When you look back on your life, whether it is in your professional, recreational or family life, what characteristics did the people you look up to have? Think back to your favorite teacher, coach, mentor, boss or friend. I would wager that they had a few things in common: they were there for you when you needed them. They didn’t say “I told you so” rather they listened and guided. They made you feel important and successful by praising you in public and ridiculing you in private. They didn’t always tell you what you wanted to hear but rather constructively gave you the truth. They made you feel important, related to you, didn’t claim to be perfect and led by example.

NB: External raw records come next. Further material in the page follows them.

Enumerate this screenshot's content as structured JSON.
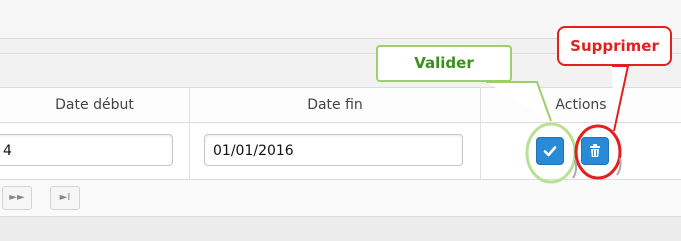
{
  "table": {
    "headers": {
      "date_debut": "Date début",
      "date_fin": "Date fin",
      "actions": "Actions"
    },
    "row": {
      "date_debut_value": "4",
      "date_fin_value": "01/01/2016"
    }
  },
  "callouts": {
    "valider": "Valider",
    "supprimer": "Supprimer"
  },
  "pager": {
    "next_glyph": "►►",
    "last_glyph": "►I"
  },
  "colors": {
    "button_blue": "#2a8ad6",
    "callout_green": "#9ed06a",
    "callout_red": "#e41f1f"
  },
  "icons": {
    "valider": "check-icon",
    "supprimer": "trash-icon"
  }
}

As I look back on my short, yet eventful, leadership development I can distinctly name the people whom have had the greatest impact on my life. They weren’t always the people that were easy one me, in fact my best relationships developed with the people who were the hardest on me. These people did so in a way that let me know that they were being hard because they cared about me, and about my development. They were in the position they were in for all the right reasons, not because they were “control freaks” but because they wanted to develop people; they found success through the success of others. They took personal responsibility for my failures and stood in the shadows during my successes with only a grin of accomplishment.
The biggest misconception that I have seen in my short professional career is that because you are a boss, you are a leader. I’ve heard comments such as “well, I get results”. I argue that results do not equate to leadership. Why are people doing what you are asking/telling them to do? Are they doing it out of fear? Respect? Trust? Because they believe in it? Because they have ownership of that task? What do you do after those people complete the task? Do you sit back and pat yourself on the back and say “good job boss, you are a great leader”? Leadership is about being on the front lines with your staff, down in the trenches. It’s about being able to support and guide your staff with a gentle hand, so gentle that they don’t even realize it’s there. Leadership is a tricky thing and I argue that it’s not about getting results; it’s about having a team that does things that they buy into and take ownership of. What happens after that task is done is just as important as the task itself. Leadership is about giving credit to your team and making them feel good about what they have accomplished, or taking complete responsibility if that task fails. I argue that a leader gets the same results as a boss but the people they are leading feel much differently afterwards. Don’t confuse being a boss with being a leader, and don’t think you can’t be a leader if you’re not the boss.
Brandon Hess is a certified veterinary practice manager. He is currently the Practice Manager of a large specialty practice in southwest Ohio. Brandon has a diverse leadership background including experience in retail management, collegiate and semi-professional athlete and captain, and numerous organizational leadership roles.